• TASK TO CARRY OUT: In your copy, leave out the pictures; write out all the data exactly.

• GIVEN INFORMATION:
□ □ □ □ □
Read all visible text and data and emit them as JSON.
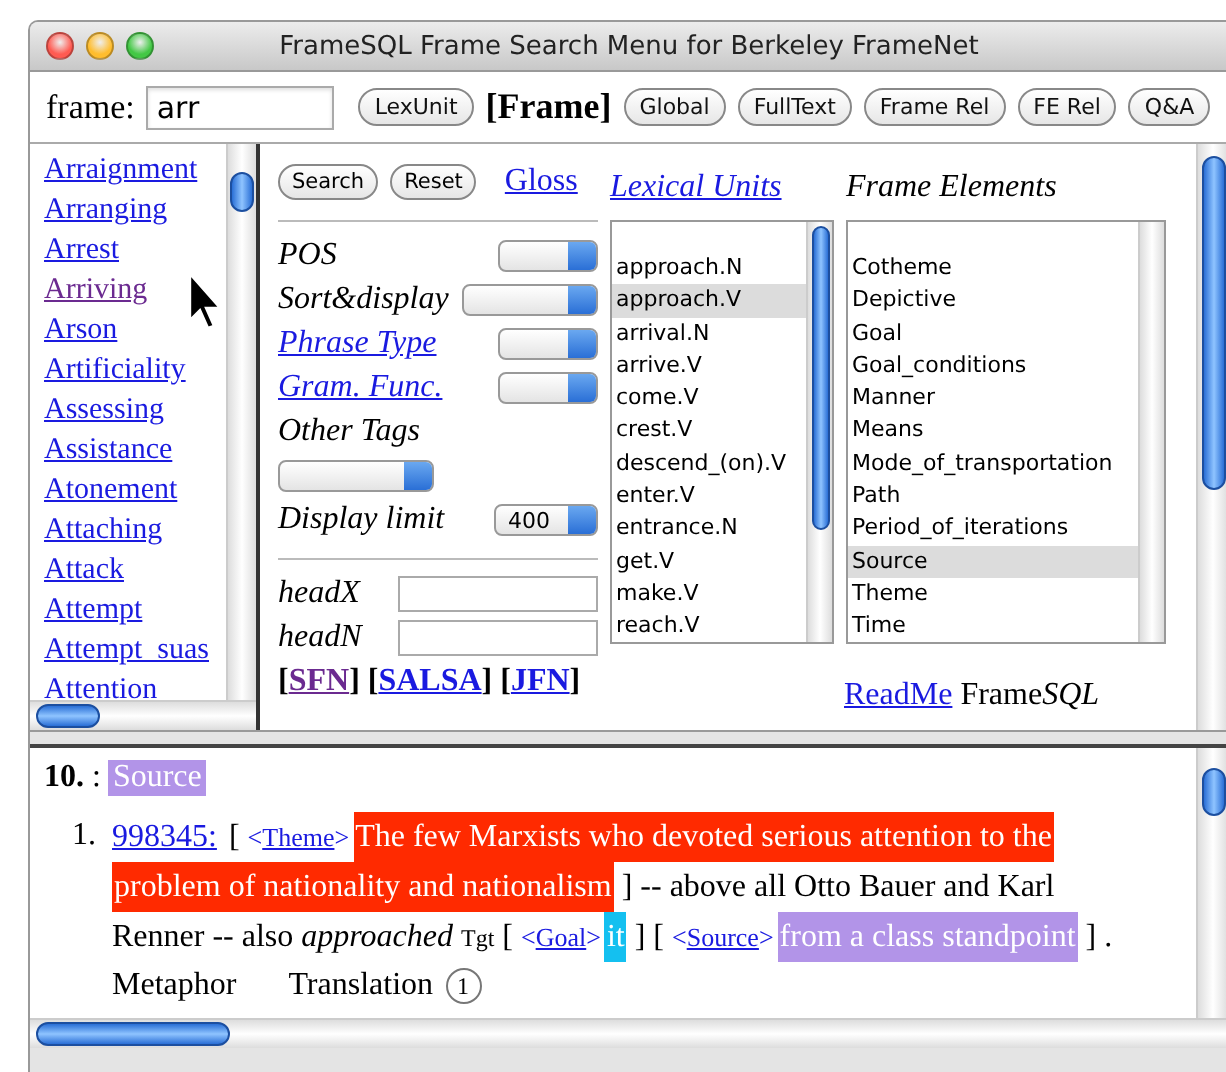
{
  "window": {
    "title": "FrameSQL Frame Search Menu for Berkeley FrameNet"
  },
  "toolbar": {
    "label": "frame:",
    "input": {
      "value": "arr"
    },
    "items": [
      {
        "kind": "button",
        "label": "LexUnit"
      },
      {
        "kind": "current",
        "label": "[Frame]"
      },
      {
        "kind": "button",
        "label": "Global"
      },
      {
        "kind": "button",
        "label": "FullText"
      },
      {
        "kind": "button",
        "label": "Frame Rel"
      },
      {
        "kind": "button",
        "label": "FE Rel"
      },
      {
        "kind": "button",
        "label": "Q&A"
      }
    ]
  },
  "frame_list": [
    {
      "label": "Arraignment",
      "visited": false
    },
    {
      "label": "Arranging",
      "visited": false
    },
    {
      "label": "Arrest",
      "visited": false
    },
    {
      "label": "Arriving",
      "visited": true
    },
    {
      "label": "Arson",
      "visited": false
    },
    {
      "label": "Artificiality",
      "visited": false
    },
    {
      "label": "Assessing",
      "visited": false
    },
    {
      "label": "Assistance",
      "visited": false
    },
    {
      "label": "Atonement",
      "visited": false
    },
    {
      "label": "Attaching",
      "visited": false
    },
    {
      "label": "Attack",
      "visited": false
    },
    {
      "label": "Attempt",
      "visited": false
    },
    {
      "label": "Attempt_suas",
      "visited": false
    },
    {
      "label": "Attention",
      "visited": false
    }
  ],
  "form": {
    "buttons": [
      "Search",
      "Reset"
    ],
    "gloss": "Gloss",
    "fields": [
      {
        "label": "POS",
        "kind": "plain"
      },
      {
        "label": "Sort&display",
        "kind": "plain"
      },
      {
        "label": "Phrase Type",
        "kind": "link"
      },
      {
        "label": "Gram. Func.",
        "kind": "link"
      },
      {
        "label": "Other Tags",
        "kind": "below"
      },
      {
        "label": "Display limit",
        "kind": "plain",
        "value": "400"
      }
    ],
    "heads": [
      {
        "label": "headX"
      },
      {
        "label": "headN"
      }
    ],
    "links": [
      {
        "open": "[",
        "label": "SFN",
        "close": "]",
        "visited": true
      },
      {
        "open": "[",
        "label": "SALSA",
        "close": "]",
        "visited": false
      },
      {
        "open": "[",
        "label": "JFN",
        "close": "]",
        "visited": false
      }
    ]
  },
  "lexical_units": {
    "title": "Lexical Units",
    "items": [
      {
        "label": "approach.N",
        "selected": false
      },
      {
        "label": "approach.V",
        "selected": true
      },
      {
        "label": "arrival.N",
        "selected": false
      },
      {
        "label": "arrive.V",
        "selected": false
      },
      {
        "label": "come.V",
        "selected": false
      },
      {
        "label": "crest.V",
        "selected": false
      },
      {
        "label": "descend_(on).V",
        "selected": false
      },
      {
        "label": "enter.V",
        "selected": false
      },
      {
        "label": "entrance.N",
        "selected": false
      },
      {
        "label": "get.V",
        "selected": false
      },
      {
        "label": "make.V",
        "selected": false
      },
      {
        "label": "reach.V",
        "selected": false
      }
    ]
  },
  "frame_elements": {
    "title": "Frame Elements",
    "items": [
      {
        "label": "Cotheme",
        "selected": false
      },
      {
        "label": "Depictive",
        "selected": false
      },
      {
        "label": "Goal",
        "selected": false
      },
      {
        "label": "Goal_conditions",
        "selected": false
      },
      {
        "label": "Manner",
        "selected": false
      },
      {
        "label": "Means",
        "selected": false
      },
      {
        "label": "Mode_of_transportation",
        "selected": false
      },
      {
        "label": "Path",
        "selected": false
      },
      {
        "label": "Period_of_iterations",
        "selected": false
      },
      {
        "label": "Source",
        "selected": true
      },
      {
        "label": "Theme",
        "selected": false
      },
      {
        "label": "Time",
        "selected": false
      }
    ]
  },
  "footer": {
    "link": "ReadMe",
    "brand": [
      "Frame",
      "SQL"
    ]
  },
  "result": {
    "number": "10.",
    "separator": ":",
    "tag": {
      "label": "Source",
      "color": "#b294e8"
    },
    "examples": [
      {
        "marker": "1.",
        "lines": [
          [
            {
              "kind": "link",
              "text": "998345:"
            },
            {
              "kind": "text",
              "text": "["
            },
            {
              "kind": "fe",
              "open": "<",
              "text": "Theme",
              "close": ">"
            },
            {
              "kind": "highlight",
              "text": "The few Marxists who devoted serious attention to the",
              "color": "#ff2a00"
            }
          ],
          [
            {
              "kind": "highlight",
              "text": "problem of nationality and nationalism",
              "color": "#ff2a00"
            },
            {
              "kind": "text",
              "text": "] -- above all Otto Bauer and Karl"
            }
          ],
          [
            {
              "kind": "text",
              "text": "Renner -- also"
            },
            {
              "kind": "target",
              "text": "approached"
            },
            {
              "kind": "sup",
              "text": "Tgt"
            },
            {
              "kind": "text",
              "text": "["
            },
            {
              "kind": "fe",
              "open": "<",
              "text": "Goal",
              "close": ">"
            },
            {
              "kind": "highlight",
              "text": "it",
              "color": "#14c0f0"
            },
            {
              "kind": "text",
              "text": "] ["
            },
            {
              "kind": "fe",
              "open": "<",
              "text": "Source",
              "close": ">"
            },
            {
              "kind": "highlight",
              "text": "from a class standpoint",
              "color": "#b294e8"
            },
            {
              "kind": "text",
              "text": "] ."
            }
          ]
        ],
        "notes": [
          "Metaphor",
          "Translation"
        ],
        "count": "1"
      }
    ]
  }
}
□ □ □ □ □
• REPLY TO THE EXERCISE:
Read all visible text and data and emit them as JSON.
{
  "window": {
    "title": "FrameSQL Frame Search Menu for Berkeley FrameNet"
  },
  "toolbar": {
    "label": "frame:",
    "input": {
      "value": "arr"
    },
    "items": [
      {
        "kind": "button",
        "label": "LexUnit"
      },
      {
        "kind": "current",
        "label": "[Frame]"
      },
      {
        "kind": "button",
        "label": "Global"
      },
      {
        "kind": "button",
        "label": "FullText"
      },
      {
        "kind": "button",
        "label": "Frame Rel"
      },
      {
        "kind": "button",
        "label": "FE Rel"
      },
      {
        "kind": "button",
        "label": "Q&A"
      }
    ]
  },
  "frame_list": [
    {
      "label": "Arraignment",
      "visited": false
    },
    {
      "label": "Arranging",
      "visited": false
    },
    {
      "label": "Arrest",
      "visited": false
    },
    {
      "label": "Arriving",
      "visited": true
    },
    {
      "label": "Arson",
      "visited": false
    },
    {
      "label": "Artificiality",
      "visited": false
    },
    {
      "label": "Assessing",
      "visited": false
    },
    {
      "label": "Assistance",
      "visited": false
    },
    {
      "label": "Atonement",
      "visited": false
    },
    {
      "label": "Attaching",
      "visited": false
    },
    {
      "label": "Attack",
      "visited": false
    },
    {
      "label": "Attempt",
      "visited": false
    },
    {
      "label": "Attempt_suas",
      "visited": false
    },
    {
      "label": "Attention",
      "visited": false
    }
  ],
  "form": {
    "buttons": [
      "Search",
      "Reset"
    ],
    "gloss": "Gloss",
    "fields": [
      {
        "label": "POS",
        "kind": "plain"
      },
      {
        "label": "Sort&display",
        "kind": "plain"
      },
      {
        "label": "Phrase Type",
        "kind": "link"
      },
      {
        "label": "Gram. Func.",
        "kind": "link"
      },
      {
        "label": "Other Tags",
        "kind": "below"
      },
      {
        "label": "Display limit",
        "kind": "plain",
        "value": "400"
      }
    ],
    "heads": [
      {
        "label": "headX"
      },
      {
        "label": "headN"
      }
    ],
    "links": [
      {
        "open": "[",
        "label": "SFN",
        "close": "]",
        "visited": true
      },
      {
        "open": "[",
        "label": "SALSA",
        "close": "]",
        "visited": false
      },
      {
        "open": "[",
        "label": "JFN",
        "close": "]",
        "visited": false
      }
    ]
  },
  "lexical_units": {
    "title": "Lexical Units",
    "items": [
      {
        "label": "approach.N",
        "selected": false
      },
      {
        "label": "approach.V",
        "selected": true
      },
      {
        "label": "arrival.N",
        "selected": false
      },
      {
        "label": "arrive.V",
        "selected": false
      },
      {
        "label": "come.V",
        "selected": false
      },
      {
        "label": "crest.V",
        "selected": false
      },
      {
        "label": "descend_(on).V",
        "selected": false
      },
      {
        "label": "enter.V",
        "selected": false
      },
      {
        "label": "entrance.N",
        "selected": false
      },
      {
        "label": "get.V",
        "selected": false
      },
      {
        "label": "make.V",
        "selected": false
      },
      {
        "label": "reach.V",
        "selected": false
      }
    ]
  },
  "frame_elements": {
    "title": "Frame Elements",
    "items": [
      {
        "label": "Cotheme",
        "selected": false
      },
      {
        "label": "Depictive",
        "selected": false
      },
      {
        "label": "Goal",
        "selected": false
      },
      {
        "label": "Goal_conditions",
        "selected": false
      },
      {
        "label": "Manner",
        "selected": false
      },
      {
        "label": "Means",
        "selected": false
      },
      {
        "label": "Mode_of_transportation",
        "selected": false
      },
      {
        "label": "Path",
        "selected": false
      },
      {
        "label": "Period_of_iterations",
        "selected": false
      },
      {
        "label": "Source",
        "selected": true
      },
      {
        "label": "Theme",
        "selected": false
      },
      {
        "label": "Time",
        "selected": false
      }
    ]
  },
  "footer": {
    "link": "ReadMe",
    "brand": [
      "Frame",
      "SQL"
    ]
  },
  "result": {
    "number": "10.",
    "separator": ":",
    "tag": {
      "label": "Source",
      "color": "#b294e8"
    },
    "examples": [
      {
        "marker": "1.",
        "lines": [
          [
            {
              "kind": "link",
              "text": "998345:"
            },
            {
              "kind": "text",
              "text": "["
            },
            {
              "kind": "fe",
              "open": "<",
              "text": "Theme",
              "close": ">"
            },
            {
              "kind": "highlight",
              "text": "The few Marxists who devoted serious attention to the",
              "color": "#ff2a00"
            }
          ],
          [
            {
              "kind": "highlight",
              "text": "problem of nationality and nationalism",
              "color": "#ff2a00"
            },
            {
              "kind": "text",
              "text": "] -- above all Otto Bauer and Karl"
            }
          ],
          [
            {
              "kind": "text",
              "text": "Renner -- also"
            },
            {
              "kind": "target",
              "text": "approached"
            },
            {
              "kind": "sup",
              "text": "Tgt"
            },
            {
              "kind": "text",
              "text": "["
            },
            {
              "kind": "fe",
              "open": "<",
              "text": "Goal",
              "close": ">"
            },
            {
              "kind": "highlight",
              "text": "it",
              "color": "#14c0f0"
            },
            {
              "kind": "text",
              "text": "] ["
            },
            {
              "kind": "fe",
              "open": "<",
              "text": "Source",
              "close": ">"
            },
            {
              "kind": "highlight",
              "text": "from a class standpoint",
              "color": "#b294e8"
            },
            {
              "kind": "text",
              "text": "] ."
            }
          ]
        ],
        "notes": [
          "Metaphor",
          "Translation"
        ],
        "count": "1"
      }
    ]
  }
}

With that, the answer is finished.